When it comes to thieves and technology, the latter usually proves to be their biggest nemesis. Earlier this summer, for example, one thief was caught after logging into his Facebook account at the victim's home, then forgetting to log back out. The newest dumb criminal? A man who stole a pair of Google Glass and unknowingly broadcasted his day.
Google is giving Glass a refresh, making the wearable faster and longer-lasting, though likely to infuriate early-adopters all the same as unlike before they won't be given the opportunity to swap to the new version. The new Glass will now have 2GB of memory - double the 1GB of RAM the current Explorer Edition model has - and the promise of around 15-percent longer battery life thanks to a combination of firmware released today and quietly-made hardware changes a few months back.
The 2014 edition of Google I/O is about to begin, but not before a whole new batch of apps for Google Glass can be launched.

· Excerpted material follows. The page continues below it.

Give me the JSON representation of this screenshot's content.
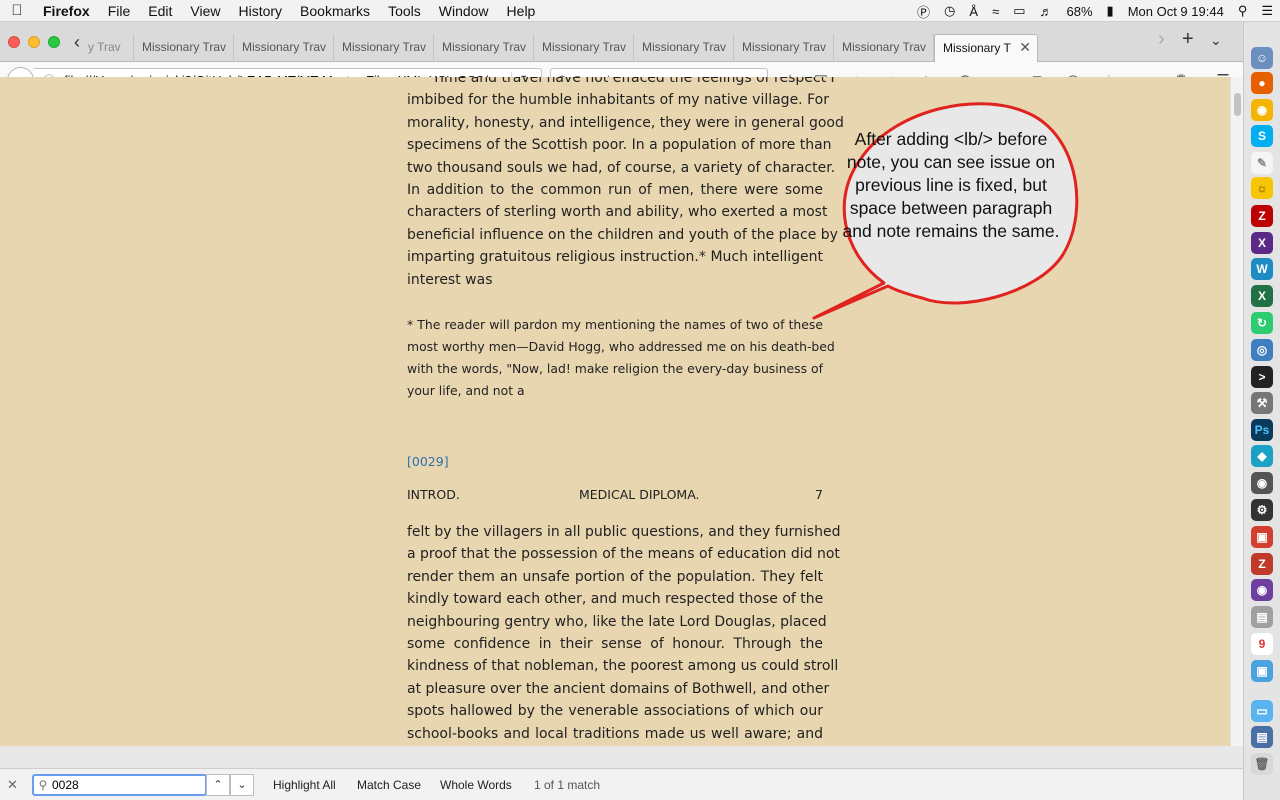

Starting this week, several new experiences will be brought to the Google Glass world, including Runtastic, GuidiGO, Duolingo, The Guardian, 94Fifty Basketball, Livestream, Goal.com, musiXmatch, Shazam, Star Chart, Allthecooks, and none other than Zombies, Run!
As the relentless Glass parodies show, Google's wearable still has a long way to go to engage the mainstream market, which might explain the latest push into more open-minded markets. Google has announced its first "Glass at Work Certified Partners", five companies looking to use the head-mounted device for doctors in hospitals, journalists in the field, and other highly-targeted cases.
The digital world is hungry for your eyeballs, and the tools we have to manage and mitigate those potential distractions and filter through the most valuable information are looking increasingly inadequate. How many times has your smartphone buzzed or beeped in your pocket in the last five minutes? The demands on our attention are only going to get more frequent, and it’s time for a new breed of notification to address that.
Glass has a perception problem, and a new segment on The Daily Show skewering the wearable probably isn't going to help any on that front. The divisive head-worn computer came in for some tough treatment from the comedy news show's Jason Jones, who not only questioned whether the spate of anti-Glass sentiment some have experienced over the past year actually counts as geek bullying, but tried to make his own version.
Google is aiming to make Glass even more of a hands-free wearable by adding contextual voice command support to the headset, allowing more complex series of instructions to be given without resorting to touchpad-swiping. A new aspect of Glass XE18.1, the updated firmware released earlier this week, the system should also make it easier for existing Android apps to be ported over to Glass.
The cinema chair Alamo Drafthouse, never one to tolerate errant technology use in the theater, has taken the first step for officially cracking down on Google Glass's presence during movies. From now on, Glass will have to be removed before the movie starts.
Has Glass gone off the boil? Google's wearable launched in Explorer beta form to great fanfare, but privacy concerns, criticisms of "Glasshole" arrogance, and legitimate doubts about the value of what it actually offers have left the headset on questionable ground. I love the idea of wearables but I don't often put Glass on any more, which got me thinking: what could Glass do to make it a must-wear?